**Task to complete**
Search the data below for lines that include the word "Historia" and state how many there are, nothing else.

**Supplied entries**
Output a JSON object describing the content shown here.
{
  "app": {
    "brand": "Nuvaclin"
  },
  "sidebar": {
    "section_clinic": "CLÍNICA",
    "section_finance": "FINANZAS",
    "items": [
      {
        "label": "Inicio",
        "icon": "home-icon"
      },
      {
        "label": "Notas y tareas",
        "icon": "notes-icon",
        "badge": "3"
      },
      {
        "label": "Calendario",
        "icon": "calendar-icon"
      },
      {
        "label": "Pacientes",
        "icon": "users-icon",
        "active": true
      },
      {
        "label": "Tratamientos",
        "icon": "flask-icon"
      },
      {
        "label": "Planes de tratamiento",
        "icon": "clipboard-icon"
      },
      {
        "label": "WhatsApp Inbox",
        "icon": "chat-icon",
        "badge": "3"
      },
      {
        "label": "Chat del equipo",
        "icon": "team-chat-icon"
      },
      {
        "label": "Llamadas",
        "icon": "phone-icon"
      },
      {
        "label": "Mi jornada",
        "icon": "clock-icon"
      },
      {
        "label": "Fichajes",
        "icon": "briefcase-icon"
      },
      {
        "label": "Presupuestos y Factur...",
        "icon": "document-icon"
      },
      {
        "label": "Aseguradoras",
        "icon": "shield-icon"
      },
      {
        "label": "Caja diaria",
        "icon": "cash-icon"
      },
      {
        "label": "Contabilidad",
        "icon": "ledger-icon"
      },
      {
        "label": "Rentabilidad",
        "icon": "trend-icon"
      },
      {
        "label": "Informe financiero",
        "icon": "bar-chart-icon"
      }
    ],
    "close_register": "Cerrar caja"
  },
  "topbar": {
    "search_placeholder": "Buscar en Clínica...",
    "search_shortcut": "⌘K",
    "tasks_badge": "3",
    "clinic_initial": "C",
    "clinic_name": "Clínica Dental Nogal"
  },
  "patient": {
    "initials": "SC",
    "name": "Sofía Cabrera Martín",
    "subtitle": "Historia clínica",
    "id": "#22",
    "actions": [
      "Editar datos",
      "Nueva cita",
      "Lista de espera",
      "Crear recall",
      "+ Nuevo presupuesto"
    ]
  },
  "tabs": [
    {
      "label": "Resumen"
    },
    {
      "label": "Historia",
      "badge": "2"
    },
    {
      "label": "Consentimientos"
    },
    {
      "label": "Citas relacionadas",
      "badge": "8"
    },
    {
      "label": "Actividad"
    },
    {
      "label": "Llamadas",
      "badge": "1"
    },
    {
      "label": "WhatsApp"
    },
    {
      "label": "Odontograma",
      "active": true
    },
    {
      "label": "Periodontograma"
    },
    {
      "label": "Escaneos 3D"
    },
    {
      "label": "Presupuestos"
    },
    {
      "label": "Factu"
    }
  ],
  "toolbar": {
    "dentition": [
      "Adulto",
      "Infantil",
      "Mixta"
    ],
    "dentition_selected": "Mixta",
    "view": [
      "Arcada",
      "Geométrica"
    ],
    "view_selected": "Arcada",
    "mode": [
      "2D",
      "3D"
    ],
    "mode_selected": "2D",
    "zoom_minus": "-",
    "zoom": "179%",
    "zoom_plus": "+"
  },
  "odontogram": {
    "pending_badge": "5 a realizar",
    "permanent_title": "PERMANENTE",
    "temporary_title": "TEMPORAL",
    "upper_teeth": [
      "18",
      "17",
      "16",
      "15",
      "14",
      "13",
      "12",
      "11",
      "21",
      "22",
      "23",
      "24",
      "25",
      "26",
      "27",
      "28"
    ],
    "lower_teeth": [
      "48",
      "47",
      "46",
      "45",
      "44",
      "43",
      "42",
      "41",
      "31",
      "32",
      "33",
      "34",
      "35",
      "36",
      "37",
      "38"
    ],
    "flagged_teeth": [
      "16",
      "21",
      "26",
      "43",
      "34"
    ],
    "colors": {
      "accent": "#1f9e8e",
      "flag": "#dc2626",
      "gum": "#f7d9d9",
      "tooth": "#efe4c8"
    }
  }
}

**Answer section**
2